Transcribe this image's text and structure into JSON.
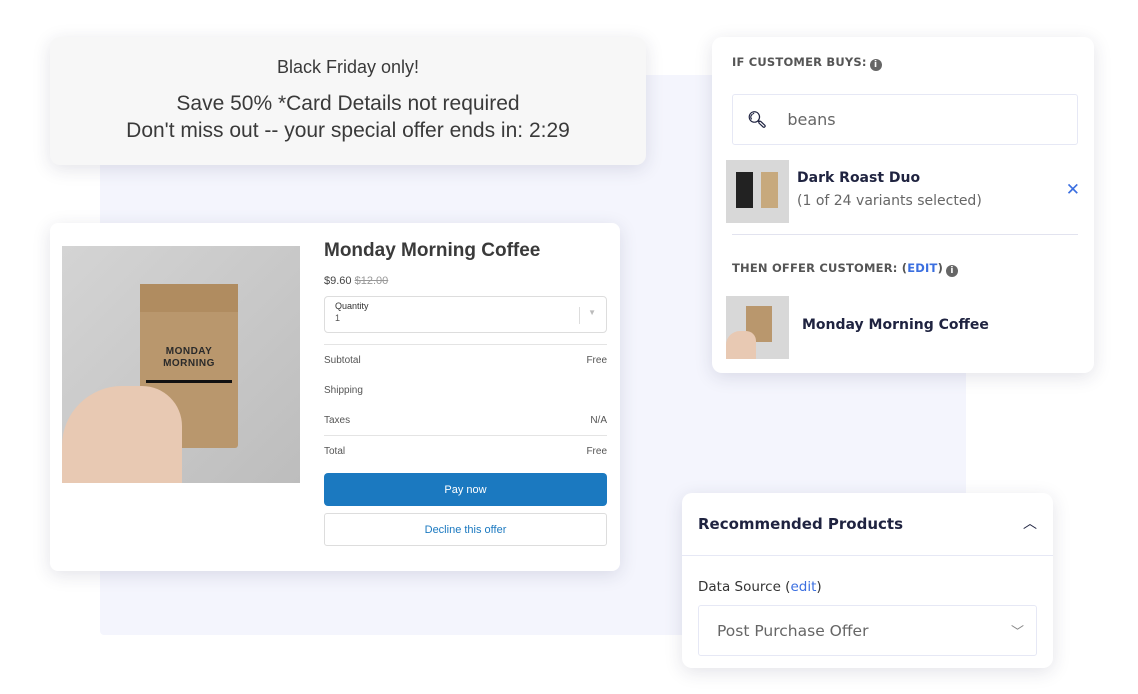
{
  "banner": {
    "line1": "Black Friday only!",
    "line2": "Save 50% *Card Details not required",
    "line3": "Don't miss out -- your special offer ends in: 2:29"
  },
  "checkout": {
    "product_image_text": "MONDAY MORNING",
    "title": "Monday Morning Coffee",
    "price": "$9.60",
    "compare_price": "$12.00",
    "quantity_label": "Quantity",
    "quantity_value": "1",
    "rows": [
      {
        "label": "Subtotal",
        "value": "Free"
      },
      {
        "label": "Shipping",
        "value": ""
      },
      {
        "label": "Taxes",
        "value": "N/A"
      }
    ],
    "total": {
      "label": "Total",
      "value": "Free"
    },
    "pay_label": "Pay now",
    "decline_label": "Decline this offer",
    "accent": "#1b79c0"
  },
  "rule": {
    "if_header": "IF CUSTOMER BUYS:",
    "search_value": "beans",
    "selected": {
      "name": "Dark Roast Duo",
      "variants": "(1 of 24 variants selected)"
    },
    "then_header": "THEN OFFER CUSTOMER: (",
    "then_edit": "EDIT",
    "then_close": ")",
    "offer": {
      "name": "Monday Morning Coffee"
    },
    "link_color": "#3b6fe0"
  },
  "recommended": {
    "title": "Recommended Products",
    "data_source_label": "Data Source (",
    "edit": "edit",
    "close_paren": ")",
    "select_value": "Post Purchase Offer"
  }
}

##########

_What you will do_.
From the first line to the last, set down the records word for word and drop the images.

_Answer section_.
Transcribe this image's text and structure into JSON.
{
  "banner": {
    "line1": "Black Friday only!",
    "line2": "Save 50% *Card Details not required",
    "line3": "Don't miss out -- your special offer ends in: 2:29"
  },
  "checkout": {
    "product_image_text": "MONDAY MORNING",
    "title": "Monday Morning Coffee",
    "price": "$9.60",
    "compare_price": "$12.00",
    "quantity_label": "Quantity",
    "quantity_value": "1",
    "rows": [
      {
        "label": "Subtotal",
        "value": "Free"
      },
      {
        "label": "Shipping",
        "value": ""
      },
      {
        "label": "Taxes",
        "value": "N/A"
      }
    ],
    "total": {
      "label": "Total",
      "value": "Free"
    },
    "pay_label": "Pay now",
    "decline_label": "Decline this offer",
    "accent": "#1b79c0"
  },
  "rule": {
    "if_header": "IF CUSTOMER BUYS:",
    "search_value": "beans",
    "selected": {
      "name": "Dark Roast Duo",
      "variants": "(1 of 24 variants selected)"
    },
    "then_header": "THEN OFFER CUSTOMER: (",
    "then_edit": "EDIT",
    "then_close": ")",
    "offer": {
      "name": "Monday Morning Coffee"
    },
    "link_color": "#3b6fe0"
  },
  "recommended": {
    "title": "Recommended Products",
    "data_source_label": "Data Source (",
    "edit": "edit",
    "close_paren": ")",
    "select_value": "Post Purchase Offer"
  }
}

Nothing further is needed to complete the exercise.